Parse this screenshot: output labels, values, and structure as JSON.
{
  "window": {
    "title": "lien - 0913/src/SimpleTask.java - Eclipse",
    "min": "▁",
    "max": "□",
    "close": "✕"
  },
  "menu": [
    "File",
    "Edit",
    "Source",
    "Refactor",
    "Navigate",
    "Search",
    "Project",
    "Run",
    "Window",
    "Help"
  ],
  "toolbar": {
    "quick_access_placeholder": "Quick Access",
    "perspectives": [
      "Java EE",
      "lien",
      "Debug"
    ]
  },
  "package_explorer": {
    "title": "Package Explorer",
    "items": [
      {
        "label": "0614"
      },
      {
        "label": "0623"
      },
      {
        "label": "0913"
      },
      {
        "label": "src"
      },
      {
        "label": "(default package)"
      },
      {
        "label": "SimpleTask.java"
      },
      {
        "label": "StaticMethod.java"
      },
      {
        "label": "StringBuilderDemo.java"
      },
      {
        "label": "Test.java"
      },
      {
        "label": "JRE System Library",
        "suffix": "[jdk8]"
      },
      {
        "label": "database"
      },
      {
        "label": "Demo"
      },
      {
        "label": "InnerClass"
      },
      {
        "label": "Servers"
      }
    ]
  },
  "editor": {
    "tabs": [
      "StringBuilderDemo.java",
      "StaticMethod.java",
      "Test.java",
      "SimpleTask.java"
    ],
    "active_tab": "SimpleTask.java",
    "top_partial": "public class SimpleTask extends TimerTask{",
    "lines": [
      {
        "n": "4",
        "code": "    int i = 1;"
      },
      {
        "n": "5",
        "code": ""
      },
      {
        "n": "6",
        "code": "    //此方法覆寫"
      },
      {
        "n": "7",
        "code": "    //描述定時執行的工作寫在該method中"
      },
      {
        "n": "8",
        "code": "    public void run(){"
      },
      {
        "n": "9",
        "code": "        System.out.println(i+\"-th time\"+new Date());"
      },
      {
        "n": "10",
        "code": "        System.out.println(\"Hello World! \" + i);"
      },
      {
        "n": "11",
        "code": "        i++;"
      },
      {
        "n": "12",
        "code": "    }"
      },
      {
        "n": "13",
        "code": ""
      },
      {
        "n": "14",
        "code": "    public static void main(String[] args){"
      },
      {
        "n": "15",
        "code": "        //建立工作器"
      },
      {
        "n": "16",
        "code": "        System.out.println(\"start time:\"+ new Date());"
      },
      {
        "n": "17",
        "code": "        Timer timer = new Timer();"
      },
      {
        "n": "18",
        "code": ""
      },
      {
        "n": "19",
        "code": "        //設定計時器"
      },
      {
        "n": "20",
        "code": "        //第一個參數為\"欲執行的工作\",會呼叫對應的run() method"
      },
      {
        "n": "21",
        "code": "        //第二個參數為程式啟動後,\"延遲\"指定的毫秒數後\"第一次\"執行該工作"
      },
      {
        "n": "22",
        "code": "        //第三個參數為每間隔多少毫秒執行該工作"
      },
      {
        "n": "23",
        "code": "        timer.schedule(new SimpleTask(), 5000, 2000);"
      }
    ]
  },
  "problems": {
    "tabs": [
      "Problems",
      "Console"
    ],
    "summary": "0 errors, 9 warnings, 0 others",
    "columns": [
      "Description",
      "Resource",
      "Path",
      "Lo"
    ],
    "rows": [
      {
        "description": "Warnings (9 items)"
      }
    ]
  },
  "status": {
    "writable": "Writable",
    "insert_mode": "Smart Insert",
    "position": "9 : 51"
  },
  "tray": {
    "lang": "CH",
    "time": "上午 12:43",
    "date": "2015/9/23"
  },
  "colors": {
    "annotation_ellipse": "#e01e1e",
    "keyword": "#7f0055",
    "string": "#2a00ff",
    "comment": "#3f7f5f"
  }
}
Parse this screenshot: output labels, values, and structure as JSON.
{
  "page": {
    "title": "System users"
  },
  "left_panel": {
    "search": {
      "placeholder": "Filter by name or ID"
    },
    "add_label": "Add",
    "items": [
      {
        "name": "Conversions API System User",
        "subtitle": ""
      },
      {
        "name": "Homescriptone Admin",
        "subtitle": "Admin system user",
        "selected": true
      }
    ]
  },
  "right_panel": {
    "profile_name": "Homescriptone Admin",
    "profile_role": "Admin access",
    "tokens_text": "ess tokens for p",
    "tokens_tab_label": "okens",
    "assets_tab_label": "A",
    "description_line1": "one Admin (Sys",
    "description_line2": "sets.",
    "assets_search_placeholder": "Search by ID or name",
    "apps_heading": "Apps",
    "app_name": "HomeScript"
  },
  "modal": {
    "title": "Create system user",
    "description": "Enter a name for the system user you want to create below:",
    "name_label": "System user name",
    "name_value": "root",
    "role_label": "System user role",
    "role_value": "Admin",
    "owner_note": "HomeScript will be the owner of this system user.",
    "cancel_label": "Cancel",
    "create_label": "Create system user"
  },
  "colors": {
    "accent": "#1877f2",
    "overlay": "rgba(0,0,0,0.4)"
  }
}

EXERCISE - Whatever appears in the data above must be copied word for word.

SOLUTION TO THIS TASK -
Parse this screenshot: output labels, values, and structure as JSON.
{
  "window": {
    "title": "lien - 0913/src/SimpleTask.java - Eclipse",
    "min": "▁",
    "max": "□",
    "close": "✕"
  },
  "menu": [
    "File",
    "Edit",
    "Source",
    "Refactor",
    "Navigate",
    "Search",
    "Project",
    "Run",
    "Window",
    "Help"
  ],
  "toolbar": {
    "quick_access_placeholder": "Quick Access",
    "perspectives": [
      "Java EE",
      "lien",
      "Debug"
    ]
  },
  "package_explorer": {
    "title": "Package Explorer",
    "items": [
      {
        "label": "0614"
      },
      {
        "label": "0623"
      },
      {
        "label": "0913"
      },
      {
        "label": "src"
      },
      {
        "label": "(default package)"
      },
      {
        "label": "SimpleTask.java"
      },
      {
        "label": "StaticMethod.java"
      },
      {
        "label": "StringBuilderDemo.java"
      },
      {
        "label": "Test.java"
      },
      {
        "label": "JRE System Library",
        "suffix": "[jdk8]"
      },
      {
        "label": "database"
      },
      {
        "label": "Demo"
      },
      {
        "label": "InnerClass"
      },
      {
        "label": "Servers"
      }
    ]
  },
  "editor": {
    "tabs": [
      "StringBuilderDemo.java",
      "StaticMethod.java",
      "Test.java",
      "SimpleTask.java"
    ],
    "active_tab": "SimpleTask.java",
    "top_partial": "public class SimpleTask extends TimerTask{",
    "lines": [
      {
        "n": "4",
        "code": "    int i = 1;"
      },
      {
        "n": "5",
        "code": ""
      },
      {
        "n": "6",
        "code": "    //此方法覆寫"
      },
      {
        "n": "7",
        "code": "    //描述定時執行的工作寫在該method中"
      },
      {
        "n": "8",
        "code": "    public void run(){"
      },
      {
        "n": "9",
        "code": "        System.out.println(i+\"-th time\"+new Date());"
      },
      {
        "n": "10",
        "code": "        System.out.println(\"Hello World! \" + i);"
      },
      {
        "n": "11",
        "code": "        i++;"
      },
      {
        "n": "12",
        "code": "    }"
      },
      {
        "n": "13",
        "code": ""
      },
      {
        "n": "14",
        "code": "    public static void main(String[] args){"
      },
      {
        "n": "15",
        "code": "        //建立工作器"
      },
      {
        "n": "16",
        "code": "        System.out.println(\"start time:\"+ new Date());"
      },
      {
        "n": "17",
        "code": "        Timer timer = new Timer();"
      },
      {
        "n": "18",
        "code": ""
      },
      {
        "n": "19",
        "code": "        //設定計時器"
      },
      {
        "n": "20",
        "code": "        //第一個參數為\"欲執行的工作\",會呼叫對應的run() method"
      },
      {
        "n": "21",
        "code": "        //第二個參數為程式啟動後,\"延遲\"指定的毫秒數後\"第一次\"執行該工作"
      },
      {
        "n": "22",
        "code": "        //第三個參數為每間隔多少毫秒執行該工作"
      },
      {
        "n": "23",
        "code": "        timer.schedule(new SimpleTask(), 5000, 2000);"
      }
    ]
  },
  "problems": {
    "tabs": [
      "Problems",
      "Console"
    ],
    "summary": "0 errors, 9 warnings, 0 others",
    "columns": [
      "Description",
      "Resource",
      "Path",
      "Lo"
    ],
    "rows": [
      {
        "description": "Warnings (9 items)"
      }
    ]
  },
  "status": {
    "writable": "Writable",
    "insert_mode": "Smart Insert",
    "position": "9 : 51"
  },
  "tray": {
    "lang": "CH",
    "time": "上午 12:43",
    "date": "2015/9/23"
  },
  "colors": {
    "annotation_ellipse": "#e01e1e",
    "keyword": "#7f0055",
    "string": "#2a00ff",
    "comment": "#3f7f5f"
  }
}
Parse this screenshot: output labels, values, and structure as JSON.
{
  "page": {
    "title": "System users"
  },
  "left_panel": {
    "search": {
      "placeholder": "Filter by name or ID"
    },
    "add_label": "Add",
    "items": [
      {
        "name": "Conversions API System User",
        "subtitle": ""
      },
      {
        "name": "Homescriptone Admin",
        "subtitle": "Admin system user",
        "selected": true
      }
    ]
  },
  "right_panel": {
    "profile_name": "Homescriptone Admin",
    "profile_role": "Admin access",
    "tokens_text": "ess tokens for p",
    "tokens_tab_label": "okens",
    "assets_tab_label": "A",
    "description_line1": "one Admin (Sys",
    "description_line2": "sets.",
    "assets_search_placeholder": "Search by ID or name",
    "apps_heading": "Apps",
    "app_name": "HomeScript"
  },
  "modal": {
    "title": "Create system user",
    "description": "Enter a name for the system user you want to create below:",
    "name_label": "System user name",
    "name_value": "root",
    "role_label": "System user role",
    "role_value": "Admin",
    "owner_note": "HomeScript will be the owner of this system user.",
    "cancel_label": "Cancel",
    "create_label": "Create system user"
  },
  "colors": {
    "accent": "#1877f2",
    "overlay": "rgba(0,0,0,0.4)"
  }
}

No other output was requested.